Decisions, decisions and The Decision.
In 2008, We the People decided to turn over the nukes to a community organizer whose main qualifications before Hope & Change were, in ascending order, that he was not Hillary, not a Republican and that he was covered with white-guilt-purging, non-white skin. After he assumed royal powers over federal judges and deep-water oil-drilling rights in the Gulf of Mexico in the wake of the BP oil spill and over Congress on welfare-work requirements, 2010 mid-term election voters elected a Republican House to check the Democrat Chief Executive.
Earlier that year, Lebron James made The Decision via an ESPN television special of the same name to non-cavalierly leave Cleveland, after seven seasons, for the Heat in Miami. Four years later, King Lebron wore two NBA championship rings entering last night’s All-Star Game in New Orleans, where the man who replaced him as the leader of the Cavaliers, led the King and the East to victory:
Kyrie Irving validated the fan vote and offered a glimpse of how good he can be when surrounded by first-rate players. The Cleveland Cavaliers’ point guard was selected MVP of the NBA All-Star Game Sunday night after scoring 31 points, racking up 14 assists and playing with the energy required to rally the Eastern Conference from an 18-point deficit in the second half of its 163-155 victory over the West.

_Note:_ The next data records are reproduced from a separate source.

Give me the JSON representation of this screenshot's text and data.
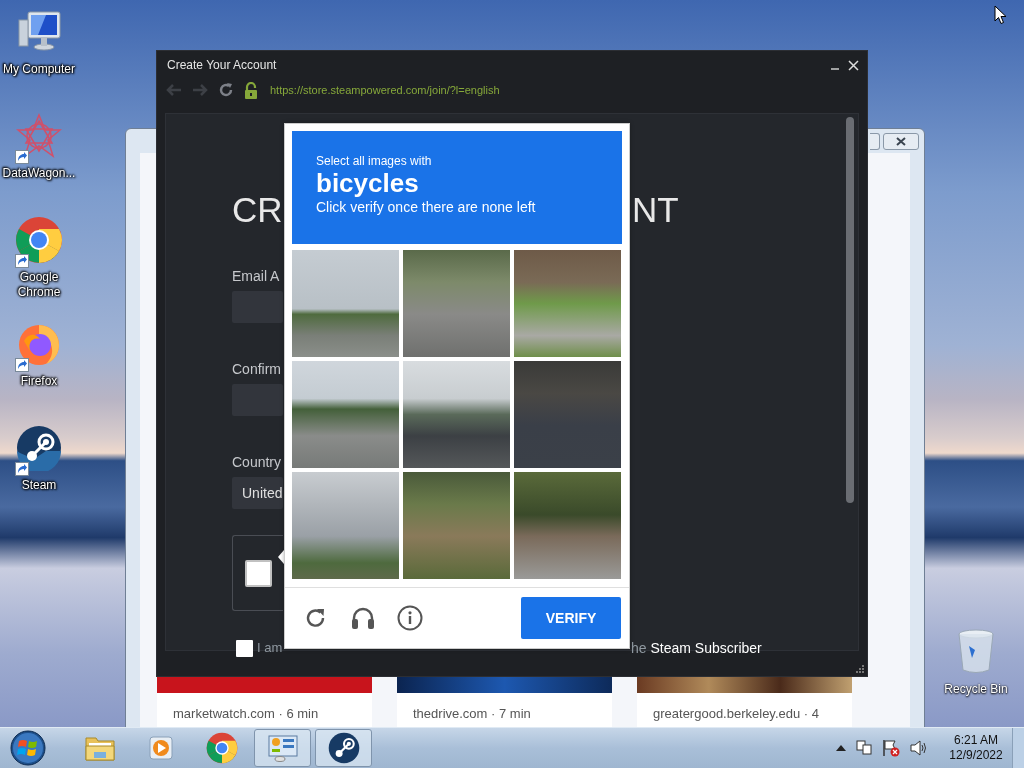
{
  "desktop_icons": [
    {
      "label": "My Computer",
      "kind": "computer",
      "shortcut": false
    },
    {
      "label": "DataWagon...",
      "kind": "datawagon",
      "shortcut": true
    },
    {
      "label": "Google Chrome",
      "kind": "chrome",
      "shortcut": true
    },
    {
      "label": "Firefox",
      "kind": "firefox",
      "shortcut": true
    },
    {
      "label": "Steam",
      "kind": "steam",
      "shortcut": true
    }
  ],
  "recycle_bin": {
    "label": "Recycle Bin"
  },
  "background_window": {
    "cards": [
      {
        "source": "marketwatch.com · 6 min"
      },
      {
        "source": "thedrive.com · 7 min"
      },
      {
        "source": "greatergood.berkeley.edu · 4"
      }
    ]
  },
  "steam_window": {
    "title": "Create Your Account",
    "url": "https://store.steampowered.com/join/?l=english",
    "heading_left": "CR",
    "heading_right": "NT",
    "fields": [
      {
        "label": "Email A",
        "kind": "input"
      },
      {
        "label": "Confirm",
        "kind": "input"
      },
      {
        "label": "Country",
        "kind": "select",
        "value": "United"
      }
    ],
    "recaptcha_checked": false,
    "agreement": {
      "checked": false,
      "text_left": "I am",
      "text_right": "he **Steam Subscriber**"
    }
  },
  "captcha": {
    "prompt": "Select all images with",
    "target": "bicycles",
    "instruction": "Click verify once there are none left",
    "tiles": [
      {
        "selected": false
      },
      {
        "selected": false
      },
      {
        "selected": false
      },
      {
        "selected": false
      },
      {
        "selected": false
      },
      {
        "selected": false
      },
      {
        "selected": false
      },
      {
        "selected": false
      },
      {
        "selected": false
      }
    ],
    "verify_button": "VERIFY"
  },
  "taskbar": {
    "apps": [
      {
        "kind": "explorer",
        "active": false
      },
      {
        "kind": "media",
        "active": false
      },
      {
        "kind": "chrome",
        "active": false
      },
      {
        "kind": "control",
        "active": true
      },
      {
        "kind": "steam",
        "active": true
      }
    ],
    "time": "6:21 AM",
    "date": "12/9/2022"
  }
}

“It was definitely special, just being out there with all these great athletes,” Irving said. “There’s so many different MVPs out there on that floor, and to be named MVP amongst all those great stars is truly an honor.” Irving missed only three of the 17 shots he attempted, and all of those were from 3-point range, where he was 3-for-6.
Eastern Conference coach Frank Vogel of the Indiana Pacers said Irving’s performance was a reminder that while winning is important, players should be judged by more than just the records of the teams for which they play. The Cavaliers are 20-33 at the All-Star break, 11th in the Eastern Conference. Still, Irving was elected by fans to start for the East alongside perennial All-Stars Lebron James, Carmelo Anthony and Dwyane Wade.
“The history of the league is to reward the teams with winning records and the best players on those teams” with All-Star selections, Vogel said. “But there’s certain players that stand out beyond that, and Kyrie is definitely one of them. … He’s one of the best in the world, and he showed it tonight.” Not bad for a 21-year-old in his third NBA season — even if he was the first overall pick in 2011.
When Irving was given the trophy, he got a little advice from James, who also was playing for the Cavs at age 21 when he won his first All-Star MVP award in 2006. James and several others reminded Irving to hold the trophy high above his head, so fans could see it. Cleveland rooters watching on TV might have enjoyed that the most, offering hope that all the losing that has followed James’ departure for Miami may end sooner rather than later — if Irving can get a little more help. “It’s a great accomplishment, bringing this (trophy) back to Cleveland,” Irving said. “That’s the most important thing.”
Meanwhile, King Obama secured his second “ring” via re-election in 2012 despite an anemic economy. Then, given that GOP House Speaker John Boehner never seriously led opposition to unilateral Dream acts, or Obamanomics, King B. Hussein I doubled down on unconstitutional usurpations via Obamacare. But while abdication is not imminent, it does appear that the President now wearing a veritable former British-Empire-like Crown Imperial (pictured) is vulnerable for another mid-term landslide against his Democratic Party this November that could transform his veritable rubber stamp-House of Lords back to its constitutional check-and-balance-role as the United States Senate.
Not sure who could emerge as a Majority Leader of a GOP-controlled Senate or if a new Speaker could emerge in the House in 2015; but this conservative concerned for the future of an America that remains exceptional, and that thinks we are in a crisis now that risks same, we certainly hope both posts are occupied by Kyrie Irving-like MVPs willing to take on would-be kings; which both Sen. Mitch McConnell and Speaker Boehner certainly are not.
What we conservative tea partier conservative Republicans need is at least…
“One man with courage [that] makes a majority.” – Andrew Jackson